The most recent Military Operations Research Society (MORS) Wargame Community of Practice “brown bag” lecture involved a presentation by Kenneth Long of the US Army Command and General Staff College on “Appreciating complexity: The Chief of Staff of the Army game.”
Dr. Long started his talk (slides here) by noting the challenge of teaching Army officers—who might be used to operating in more certain and clearly-defined contexts—about the fuzziness and uncertainty of the world at the strategic level. He argued that lecturing “at” officers was often not a very effective way or promoting critical thinking about such topics.
The game therefore emerged out of using more interactive methods to promote discussion about the role of the Army Chief of Staff and the importance of budget, investment, research, and deployment issues. In it, players make decisions about investing and maintaining various types of force, and potentially forward deploying these to several different strategic theatres. Different forces have different costs, and different capabilities in different environments (major combat, irregular warfare, peacetime operations). There are also costs associated with building and refitting forces, deploying and maintaining these, investing in research & development, and gathering intelligence about the opponent’s interests and assets.
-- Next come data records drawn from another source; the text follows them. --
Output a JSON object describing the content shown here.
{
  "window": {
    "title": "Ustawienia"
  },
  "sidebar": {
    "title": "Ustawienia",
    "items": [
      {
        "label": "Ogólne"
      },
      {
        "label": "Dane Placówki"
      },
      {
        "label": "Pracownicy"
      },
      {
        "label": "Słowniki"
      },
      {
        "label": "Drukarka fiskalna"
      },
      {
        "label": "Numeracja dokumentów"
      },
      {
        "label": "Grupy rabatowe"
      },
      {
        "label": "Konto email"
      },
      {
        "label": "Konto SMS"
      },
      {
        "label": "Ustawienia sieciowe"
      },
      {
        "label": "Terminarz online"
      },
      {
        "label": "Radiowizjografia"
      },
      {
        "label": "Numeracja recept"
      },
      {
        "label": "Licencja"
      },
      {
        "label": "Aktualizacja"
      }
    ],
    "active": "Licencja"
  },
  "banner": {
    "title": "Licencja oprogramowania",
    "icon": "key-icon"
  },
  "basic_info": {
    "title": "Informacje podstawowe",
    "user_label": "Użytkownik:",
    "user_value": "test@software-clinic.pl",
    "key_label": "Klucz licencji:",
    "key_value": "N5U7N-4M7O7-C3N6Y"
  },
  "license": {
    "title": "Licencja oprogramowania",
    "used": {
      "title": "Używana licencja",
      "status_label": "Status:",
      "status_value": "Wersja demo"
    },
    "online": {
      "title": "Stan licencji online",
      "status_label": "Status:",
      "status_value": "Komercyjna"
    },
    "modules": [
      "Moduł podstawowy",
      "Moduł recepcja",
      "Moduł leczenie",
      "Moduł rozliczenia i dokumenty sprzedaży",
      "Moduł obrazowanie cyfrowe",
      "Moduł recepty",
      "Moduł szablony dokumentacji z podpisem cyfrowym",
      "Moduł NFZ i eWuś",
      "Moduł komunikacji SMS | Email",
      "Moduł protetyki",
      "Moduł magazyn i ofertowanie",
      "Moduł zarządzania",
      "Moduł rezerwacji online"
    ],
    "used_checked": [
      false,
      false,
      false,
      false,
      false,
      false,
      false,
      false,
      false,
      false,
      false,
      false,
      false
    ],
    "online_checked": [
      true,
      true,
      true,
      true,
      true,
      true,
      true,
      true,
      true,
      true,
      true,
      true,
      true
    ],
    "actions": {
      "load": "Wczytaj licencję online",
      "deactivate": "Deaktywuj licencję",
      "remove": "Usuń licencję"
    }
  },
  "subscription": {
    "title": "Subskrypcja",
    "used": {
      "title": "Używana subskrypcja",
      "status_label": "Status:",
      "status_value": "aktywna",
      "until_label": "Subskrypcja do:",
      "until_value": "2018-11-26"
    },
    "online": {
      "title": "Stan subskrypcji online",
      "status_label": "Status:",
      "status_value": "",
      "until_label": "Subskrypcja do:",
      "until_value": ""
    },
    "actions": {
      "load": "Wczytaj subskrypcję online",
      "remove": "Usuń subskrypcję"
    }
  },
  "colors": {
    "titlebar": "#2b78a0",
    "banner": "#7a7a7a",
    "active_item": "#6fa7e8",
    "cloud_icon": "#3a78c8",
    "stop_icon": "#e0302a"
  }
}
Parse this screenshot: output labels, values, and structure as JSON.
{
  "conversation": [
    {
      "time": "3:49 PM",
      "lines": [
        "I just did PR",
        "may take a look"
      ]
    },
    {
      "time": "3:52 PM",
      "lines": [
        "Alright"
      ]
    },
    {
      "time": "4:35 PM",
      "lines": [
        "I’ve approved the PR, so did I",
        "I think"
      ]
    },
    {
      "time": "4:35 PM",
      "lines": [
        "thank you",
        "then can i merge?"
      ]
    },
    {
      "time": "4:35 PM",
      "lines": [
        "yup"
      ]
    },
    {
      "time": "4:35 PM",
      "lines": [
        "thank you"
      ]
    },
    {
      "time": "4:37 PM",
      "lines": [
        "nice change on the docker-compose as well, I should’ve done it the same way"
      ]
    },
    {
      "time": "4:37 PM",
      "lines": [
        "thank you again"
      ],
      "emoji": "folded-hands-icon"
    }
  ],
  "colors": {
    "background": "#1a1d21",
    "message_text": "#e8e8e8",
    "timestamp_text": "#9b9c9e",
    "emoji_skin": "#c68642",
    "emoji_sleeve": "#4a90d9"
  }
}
A commercial version of the game—Future Force (2011), designed by Jim Lumsford—is available from HPS Simulations.
In addition to the slides linked above, this article from Developments in Business Simulation and Experiential Learning 38 (2011) provides a very good overview:
When Army officers are promoted to the rank of Major, they become field grade officers with the responsibility of planning, organizing and leading large unit formations, working on high level staffs and running the Army day to day. The “Future Force” game is an experiential learning simulation designed to introduce them to the complexity of supporting the current force in its world-wide missions while simultaneously designing and shaping the force for all possible mission profiles for the next 20 years. Played early in their change management curriculum, the game provides a common frame of reference for further detailed technical lessons. This paper describes the game design process from conception to application.
I was particularly impressed by the explicit way in which he addressed curriculum integration and practical constraints such as available time (a point I’ve often made myself).
All-in-all it was an excellent presentation, and it is a shame there was not more time to discuss it.
(UPDATE: Added link to commercial version of the game.)
The University of Minnesota will be holding a three day field/simulation-based course on humanitarian assistance on 9-11 September 2016 in Canon Falls, MN.
You’ll find further information on their website:
The Humanitarian Crisis Simulation, founded in 2011, is a collaborative program led by the University of Minnesota Medical School, the School of Public Health, and the Humphrey School of Public Affairs. The program trains prospective humanitarian aid workers through an annual 3 day learning experience. The experience is offered to professionals of all backgrounds who are presently engaged in the field of humanitarian aid work, or who are interested in pursuing a career in the field. The experience immerses participants in an environment typical of humanitarian crises, and will equip participants with knowledge, experience and skills that will assist them in working in any humanitarian crisis. The Humanitarian Crisis Simulation may also be taken for credit through an accompanying 1 credit in the School of Public Health or Humphrey School of Public Affairs.
The first portion of the course consists of interactive sessions that provide an overview of the field of humanitarian aid work. Participants are then divided into interdisciplinary teams representing multiple emergency response teams (ERTs). ERT must apply their skills and knowledge to assess a fictional area experiencing a humanitarian crisis. Teams are expected to develop a plan to address the many problems of the region, including malnutrition, poor infrastructure, insecurity and violations of human rights. ERTs will experience living conditions that are common for professionals working in these conditions.
The exercise is developed and administered by professionals with extensive experience in humanitarian crisis management. We draw on content developed by organizations such as the Sphere Project, ALNAP, and the Core Humanitarian Standard as a framework for material covered in the simulation. The Humanitarian Simulation places a special emphasis on managing the medical aspects of humanitarian crises, although the material is relevant for medical and non medical professionals alike.
Who should attend:
- Adult professionals who are engaged in, or considering a career in humanitarianism.
- Physicians, Nurse Practitioners, Physician Assistants, Nurses, Pharmacists and other health care providers who are considering working as humanitarian aid workers
- University of Minnesota graduate and professional students
- Students can earn one credit through the Humphrey School of Public Affairs course PA 5890 – Crisis Simulation, or through the School of Public Health course PubH 6290 – International Humanitarian Crisis Simulation
Participants will gain:
- Knowledge of fundamental principles, minimum standards and best practices in Humanitarian Aid
- Opportunities to apply their professional skills and knowledge in a realistic scenario
- Opportunities to engage with other professionals involved in humanitarian aid.
You’ll also find a StarTribune article on the simulation here.